There are currently 65 people waiting for social housing in Whitehorse.
And 38 per cent of those are single mothers with children.
Another 11 per cent are women who suffered abuse.
“There’s a need to increase access to affordable housing for women in the Yukon,” said Taylor.
“This will help to reduce the incidence of violence against women.”
The government plans to find a location, buy land, design the building, deal with zoning issues and tender the project, she said.
“I am hesitant to say whether it will be ready next year,” she said.
“But (it will be) within the next two to two-and-a-half years.”
Narrow Gauge Contracting is also planning an affordable housing complex.
Located near the community gardens, the two-storey building would contain eight two-bedroom units and four one-bedroom apartments.
The two-bedroom units would sell for $199,000, said Narrow Gauge owner Doug Gilday on Tuesday.
Although he’s had no trouble selling his high-end condos, Gilday decided to dabble in affordable housing.
“The market needs it,” he said.

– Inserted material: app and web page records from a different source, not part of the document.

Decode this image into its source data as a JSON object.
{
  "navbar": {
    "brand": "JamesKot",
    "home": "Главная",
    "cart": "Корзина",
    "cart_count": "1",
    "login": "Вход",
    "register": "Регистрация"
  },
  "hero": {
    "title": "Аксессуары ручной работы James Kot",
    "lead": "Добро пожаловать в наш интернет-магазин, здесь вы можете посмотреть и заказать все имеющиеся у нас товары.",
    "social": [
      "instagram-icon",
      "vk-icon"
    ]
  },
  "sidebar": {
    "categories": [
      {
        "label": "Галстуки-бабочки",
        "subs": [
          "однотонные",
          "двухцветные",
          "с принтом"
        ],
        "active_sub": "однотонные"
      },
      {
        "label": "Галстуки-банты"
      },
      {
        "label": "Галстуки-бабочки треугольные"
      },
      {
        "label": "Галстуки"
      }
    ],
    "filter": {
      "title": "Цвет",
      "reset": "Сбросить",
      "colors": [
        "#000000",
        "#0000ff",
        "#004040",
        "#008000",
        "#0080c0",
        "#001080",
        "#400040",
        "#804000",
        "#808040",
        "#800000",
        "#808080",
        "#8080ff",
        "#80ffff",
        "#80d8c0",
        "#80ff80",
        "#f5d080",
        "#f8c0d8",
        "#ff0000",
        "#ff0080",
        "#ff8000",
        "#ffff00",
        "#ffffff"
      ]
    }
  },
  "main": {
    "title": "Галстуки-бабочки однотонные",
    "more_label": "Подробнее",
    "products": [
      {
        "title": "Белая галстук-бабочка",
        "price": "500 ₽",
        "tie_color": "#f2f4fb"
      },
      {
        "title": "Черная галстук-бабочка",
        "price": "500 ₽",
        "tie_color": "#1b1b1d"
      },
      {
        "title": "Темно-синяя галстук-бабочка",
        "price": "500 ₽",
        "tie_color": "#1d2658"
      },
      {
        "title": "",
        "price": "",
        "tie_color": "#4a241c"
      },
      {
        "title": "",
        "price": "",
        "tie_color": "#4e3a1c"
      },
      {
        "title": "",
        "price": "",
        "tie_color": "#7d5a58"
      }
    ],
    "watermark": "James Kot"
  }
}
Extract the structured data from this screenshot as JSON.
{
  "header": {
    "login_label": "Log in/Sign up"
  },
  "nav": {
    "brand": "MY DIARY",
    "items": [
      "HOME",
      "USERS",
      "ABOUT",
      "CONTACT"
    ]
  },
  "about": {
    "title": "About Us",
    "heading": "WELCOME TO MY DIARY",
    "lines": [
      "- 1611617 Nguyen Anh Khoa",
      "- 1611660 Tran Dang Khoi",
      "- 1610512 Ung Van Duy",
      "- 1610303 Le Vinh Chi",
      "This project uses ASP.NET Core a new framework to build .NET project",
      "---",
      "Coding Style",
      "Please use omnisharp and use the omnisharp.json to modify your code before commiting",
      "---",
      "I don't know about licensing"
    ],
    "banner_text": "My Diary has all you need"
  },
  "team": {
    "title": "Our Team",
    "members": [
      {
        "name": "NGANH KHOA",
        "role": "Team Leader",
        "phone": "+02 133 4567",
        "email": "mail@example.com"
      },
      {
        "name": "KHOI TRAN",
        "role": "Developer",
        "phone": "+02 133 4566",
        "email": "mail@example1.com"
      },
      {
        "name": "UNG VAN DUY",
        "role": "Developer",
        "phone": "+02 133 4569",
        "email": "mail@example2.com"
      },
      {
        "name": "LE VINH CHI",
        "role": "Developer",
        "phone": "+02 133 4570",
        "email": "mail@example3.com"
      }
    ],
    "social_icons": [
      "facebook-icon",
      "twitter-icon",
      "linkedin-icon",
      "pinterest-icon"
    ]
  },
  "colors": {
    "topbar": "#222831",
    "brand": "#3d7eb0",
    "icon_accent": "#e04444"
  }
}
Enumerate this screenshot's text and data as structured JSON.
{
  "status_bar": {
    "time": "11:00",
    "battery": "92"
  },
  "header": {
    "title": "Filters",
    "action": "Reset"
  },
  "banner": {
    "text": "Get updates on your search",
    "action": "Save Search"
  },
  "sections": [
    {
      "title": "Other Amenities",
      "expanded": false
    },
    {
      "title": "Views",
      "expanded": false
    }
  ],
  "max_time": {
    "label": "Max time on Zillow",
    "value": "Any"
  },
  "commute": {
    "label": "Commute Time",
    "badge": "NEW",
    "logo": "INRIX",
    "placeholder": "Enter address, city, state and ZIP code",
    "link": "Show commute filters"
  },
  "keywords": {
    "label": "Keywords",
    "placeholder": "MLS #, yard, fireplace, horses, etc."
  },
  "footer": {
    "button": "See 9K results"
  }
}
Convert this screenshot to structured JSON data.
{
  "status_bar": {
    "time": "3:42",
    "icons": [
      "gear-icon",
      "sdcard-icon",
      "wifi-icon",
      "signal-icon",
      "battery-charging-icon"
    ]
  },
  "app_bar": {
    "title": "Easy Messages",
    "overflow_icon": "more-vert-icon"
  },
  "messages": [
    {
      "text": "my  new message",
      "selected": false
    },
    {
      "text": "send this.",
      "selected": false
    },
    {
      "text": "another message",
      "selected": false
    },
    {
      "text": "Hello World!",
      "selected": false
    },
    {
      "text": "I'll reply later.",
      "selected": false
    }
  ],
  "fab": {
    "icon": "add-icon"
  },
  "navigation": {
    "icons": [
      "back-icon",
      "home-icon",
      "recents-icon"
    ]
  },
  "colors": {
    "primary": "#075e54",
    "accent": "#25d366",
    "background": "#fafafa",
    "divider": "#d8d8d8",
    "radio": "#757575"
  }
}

“And I guess you could say we’re motivated by our conscience to try and do something.”
If Gilday gets buy-in, Narrow Gauge will break ground in the spring, and the apartments will be ready by fall, he said.
The building will be energy efficient and have good air quality, he said. Because it is only two storeys, Narrow Gauge can cut costs by eliminating the need for an elevator or a sprinkler system.
Funding for the government’s new affordable housing complex is being drawn from the northern housing trust fund, a federal grant.
The project will be managed by the Yukon Housing Corp.
A woman-only building was rejected in initial consultations.
Women’s groups, transition homes and social housing clients suggested secure housing close to schools, daycares, and transportation, according to those initial consultations.
As a result, the government is considering including larger social housing units within its new complex to accommodate women with children, said Taylor.
To review the findings of those consultations, visit www.womensdirectorate.gov.yk.ca.